I am a die-hard Chuck Palahniuk fan. The guy is a genius. He writes the kinds of books I wish I could create. Unfortunately, it seems that thousands of Chicagoans feel the same way. When I heard that he was going to be at the Borders downtown, I anticipated a large turnout and left two hours early, but that still wasn't enough time to beat the traffic. By the time I got there, they weren't letting anyone else into the presentation and the line to get books signed was weaving throughout the store. Frustrated and disappointed, I went to the back of the line and had a seat. I was going to be there for a while.
After finishing the novel I had brought to read, chatting with the weirdo teenagers standing behind me, and perusing the merchandise in the aisle where I was waiting (I happened to be stationed in the Contemporary Christian section and it truly scared me how big the section was), I was beginning to get bored. The reading started at 7pm. It was 10pm and the line had barely moved. Over the loud speaker, the Borders employee announced that Chuck was willing to stay until way after midnight so everyone could get a book signed. While that demonstrated dedication to his fans, I had no intention of standing in line way past midnight, so in an effort to make his night shorter (and mine) I left without getting my book signed and meeting my true literary hero.
Even though it was an ultimately disappointing evening, it was sort of eye opening as well. I have gone to hundreds of signings and author appearances and none had a crowd like this one. First of all, I think I may have been the oldest in the room. Second, I was the most normal looking. Yes, me with the piercings and tattoos felt like a total straight edge. And last, the crowd was rowdier here than any signing I had ever been too, maybe even rowdier than some rock concerts. One guy actually got kicked out for being drunk and had to be escorted out of the store by an elderly Borders manager.
But probably the most surprising thing, was that the crowd disproved many of my stereotypes about the average reader. When I told people at my job, most of whom are around my age, I was going to see Chuck Palahniuk, they responded with blank stares and confused expressions. When I told them that he wrote Fight Club, there was immediate recognition along with the expected, "I love that movie." I always assumed that readers were a minority in my generation, that we are a group which thrives on instant gratification through movies and television. But here were these high school and college age students with stacks of books in hand, willing to wait hours and hours just to meet the author they admire. It was extremely reassuring.
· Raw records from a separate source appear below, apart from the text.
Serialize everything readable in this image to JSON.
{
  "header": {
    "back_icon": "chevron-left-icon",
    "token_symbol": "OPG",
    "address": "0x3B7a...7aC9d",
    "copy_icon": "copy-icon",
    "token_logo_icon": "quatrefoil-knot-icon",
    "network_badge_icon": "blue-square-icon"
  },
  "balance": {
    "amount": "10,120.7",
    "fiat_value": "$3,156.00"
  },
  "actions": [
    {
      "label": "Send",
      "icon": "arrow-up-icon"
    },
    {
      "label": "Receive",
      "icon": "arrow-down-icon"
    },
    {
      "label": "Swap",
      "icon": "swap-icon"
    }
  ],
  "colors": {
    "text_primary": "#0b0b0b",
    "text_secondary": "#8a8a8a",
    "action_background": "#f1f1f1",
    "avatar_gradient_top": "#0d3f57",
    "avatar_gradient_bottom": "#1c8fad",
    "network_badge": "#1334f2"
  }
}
Of course, this is not the norm. Most of the signings I've been to were only attended by a small handful of people. And although every author dreams of being in a situation like Palahniuk, in a way, that is the way I like it. Authors are accessible people. You can see them, talk to them, unlike celebrities in the film and music industries. I can go up to them, shake their hand, and tell them how much I enjoy their writing. Once, I wanted to get Michael Chabon to sign a first edition I bought for Nicole, so I just e-mailed him and he told me to send it over and he'd be happy to sign it. I've met Dennis Lehane at a couple of events and we had a drink and talked about writing. This is a large part of the reason my passion for fiction is so much stronger than my love of movies or music. There is a person behind each word, each page, and after I read a book, I can meet that person face to face and see who it was that told me such a wonderful story.
I have two favorite authors: Chuck Palaniuk and Kurt Vonnegut. I never had the chance to meet Vonnegut. I'm not going to make the same mistake with Chuck. So next time, I'll arrive four hours early and wait with the dyed hair, black make-up wearing freaks. And in a weird, sick way, the wait will be worth it.